Tuesday, July 8, 2008

Word from The Dominican Republic

Scripture for this day includes Zechariah 9:9-12, Romans 7:15-25a, and Matthew 11:16-19, 25-30

Our medical missioners in The Dominican Republic have called home. Laurie Glover phoned Madeline on Thursday. “We have no electricity where we’re staying, but there’s a cell signal,” she reported, using it.

The dorm they’re staying in has “a rustic pool”, make of that what you will. It’s hot, so even a rustic pool probably invites use. Adrienne, Bart, Laurie, and Peter are working directly in the surgical clinic. The kids (Andrea, Keith, John, Chris, Nate, and Cleo) are doing great. Maureen is holding down the pharmacy. The van is running well. And all those supplies we provided, and that our missioners lugged with them, all six hundred pounds or more, have been a real blessing, piece by piece, Laurie says.
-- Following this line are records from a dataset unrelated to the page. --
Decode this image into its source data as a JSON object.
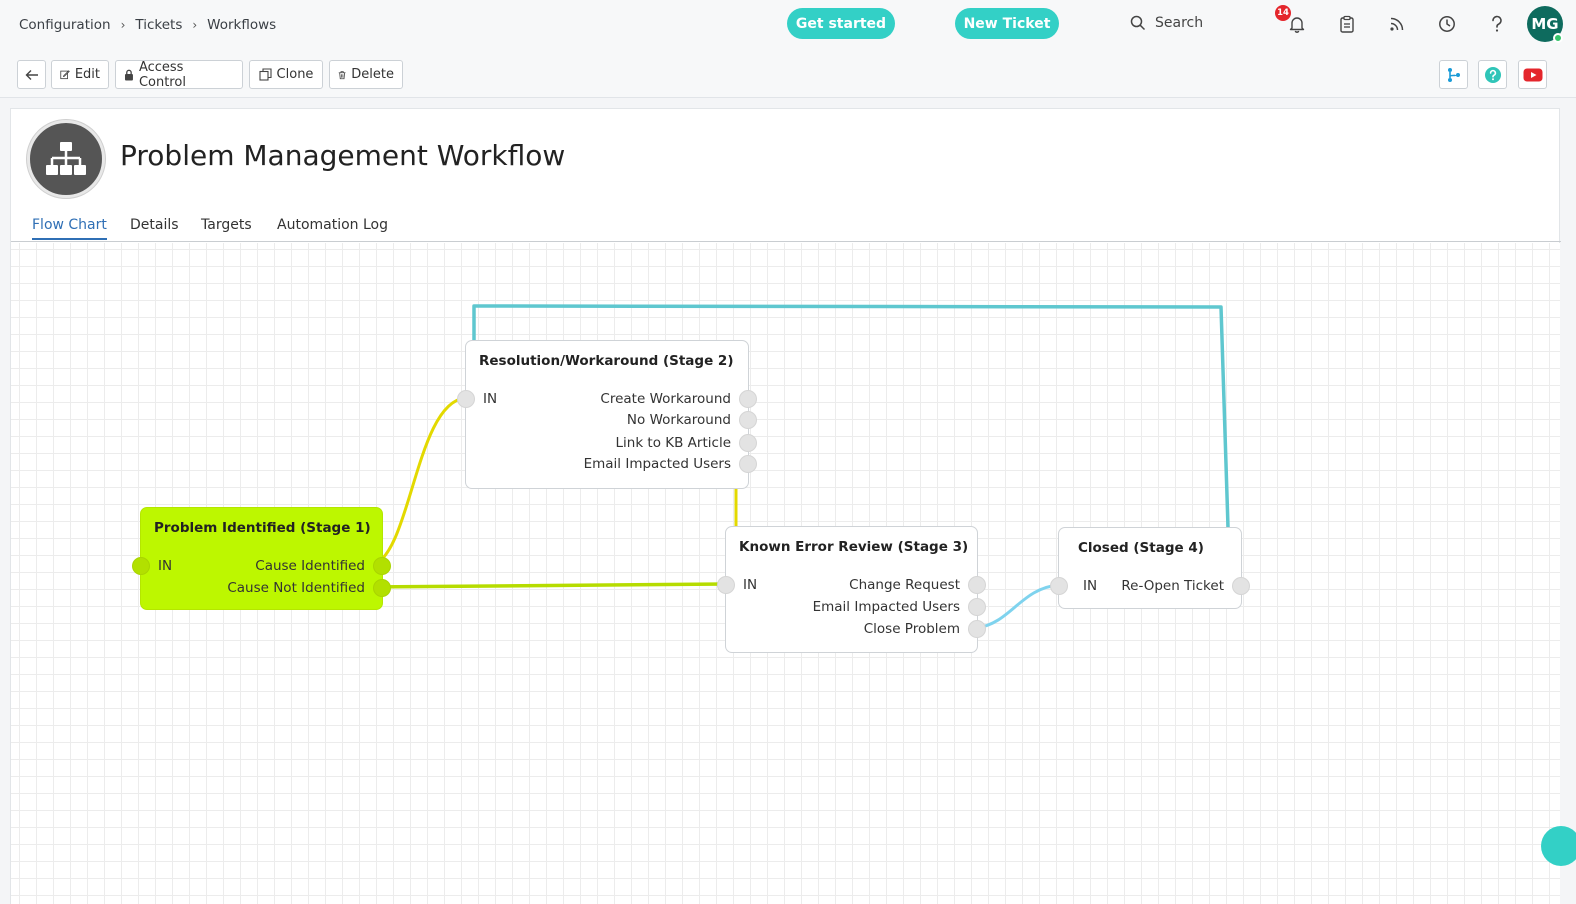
{
  "breadcrumb": [
    "Configuration",
    "Tickets",
    "Workflows"
  ],
  "header": {
    "get_started": "Get started",
    "new_ticket": "New Ticket",
    "search_label": "Search",
    "notification_count": "14",
    "avatar_initials": "MG"
  },
  "toolbar": {
    "edit": "Edit",
    "access_control": "Access Control",
    "clone": "Clone",
    "delete": "Delete"
  },
  "workflow": {
    "title": "Problem Management Workflow"
  },
  "tabs": [
    "Flow Chart",
    "Details",
    "Targets",
    "Automation Log"
  ],
  "active_tab": "Flow Chart",
  "flowchart": {
    "stage1": {
      "title": "Problem Identified (Stage 1)",
      "in": "IN",
      "outputs": [
        "Cause Identified",
        "Cause Not Identified"
      ]
    },
    "stage2": {
      "title": "Resolution/Workaround (Stage 2)",
      "in": "IN",
      "outputs": [
        "Create Workaround",
        "No Workaround",
        "Link to KB Article",
        "Email Impacted Users"
      ]
    },
    "stage3": {
      "title": "Known Error Review (Stage 3)",
      "in": "IN",
      "outputs": [
        "Change Request",
        "Email Impacted Users",
        "Close Problem"
      ]
    },
    "stage4": {
      "title": "Closed (Stage 4)",
      "in": "IN",
      "outputs": [
        "Re-Open Ticket"
      ]
    },
    "colors": {
      "stage1_fill": "#bdf700",
      "wire_yellow": "#e3d900",
      "wire_green": "#b6dc00",
      "wire_teal": "#5fc7cf",
      "wire_blue": "#7fd3ee"
    }
  }
}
So they have begun week two, and we keep them in our prayers and look forward to their return next weekend.

They represent so much that’s good and right about this nation, whose 232nd birthday we’ve celebrated this weekend. Our missioners, and vicariously our modest part in supporting them, is one of myriad ways that Americans share resources and use personal freedom to build bridges of caring and relationship and service with people of other cultures around the globe.

In our first summer forum last Sunday, Sue O’Riley and Molly Mackin spoke about the visit they and their colleagues will make this summer to Guatemala, one of many mission trips made under the banner of the Rural Literacy Project that Sue founded, bringing books and libraries to smaller towns in several Latin American countries. They’ve been doing this long enough to have encountered a certain failure: not all the small satellite libraries set up in past visits have survived. It sounds as if local support that was promised to maintain the books in good working order has fallen through, in some places.

In the forum, we heard how Sue and her volunteers are learning to understand this. They’ve consulted experts in the field, and are learning to travel lighter. They’re putting aside their old agenda of creating libraries, and investing themselves in building relationships that will in time help the Literacy Project fine-tune its efforts by teaching them what the people in these small towns want and need. Sue and Molly spoke of this as if it meant a shedding of their American insistence on achieving measurable results, and a letting-go of their American assumption that books and libraries are so valuable that they ought to be everywhere, the more the better.

So these volunteers do something like, but also unlike, what our missioners do. Sue and Molly and their team will live with families and find a variety of ways to spend time getting acquainted with villagers, especially children and teenagers, including finding ways to read with them, supporting them in basic kinds of reading that may help them stay in school, not leave prematurely.

By contrast, our volunteers have to hit the ground running. The organization that runs the clinics, Medical Ministry International, has the structure in place for teams of volunteers to move in and get right to work, each person taking a specific task, a cog in the system that moves lots of underserved people through medical and dental clinics that may be the only form of health care that these people have. The clinics aren’t equipped to handle all needs, but in the dental clinics many fillings, extractions, and fluoride treatments are performed, and in the surgical clinics hernias are repaired and tubal ligations performed, alongside countless other operations. Onsite pharmacies dispense needed prescriptions.

If you visit the MMI website, http://www.mmint.org/, you’ll find a quick overview with lots of streaming photos.

You’ll see that their mission is to serve Jesus Christ by providing spiritual and physical health care in this world of need. Their vision is to care annually for one hundred million of the world’s needy by the year 2050. Their strategy is a commitment to meet the need for medical care among the world’s poor with lasting solutions through excellence in medicine, patient care, and health education, by mobilizing volunteers on one and two-week medical projects and by establishing and equipping permanent medical centers.

You may recall that last summer MMI asked St. John’s to send a team to Bolivia to help open a new clinic there. We’ve got a reputation for sending hard workers.

They too experience the people and the culture, though at a different pace. Both kinds of mission trips bless all the participants involved. Both kinds give a positive introduction of Americans to the world, and of the world to Americans. Both kinds are examples of what’s good about this nation whose people are willing to serve and to learn, to leave their comfort zones and dare attempt what it takes to help the Creator God call forth a new heaven and a new earth, to help God the Holy Spirit restore prisoners of hope, and to help Jesus Christ receive the weary and give them rest.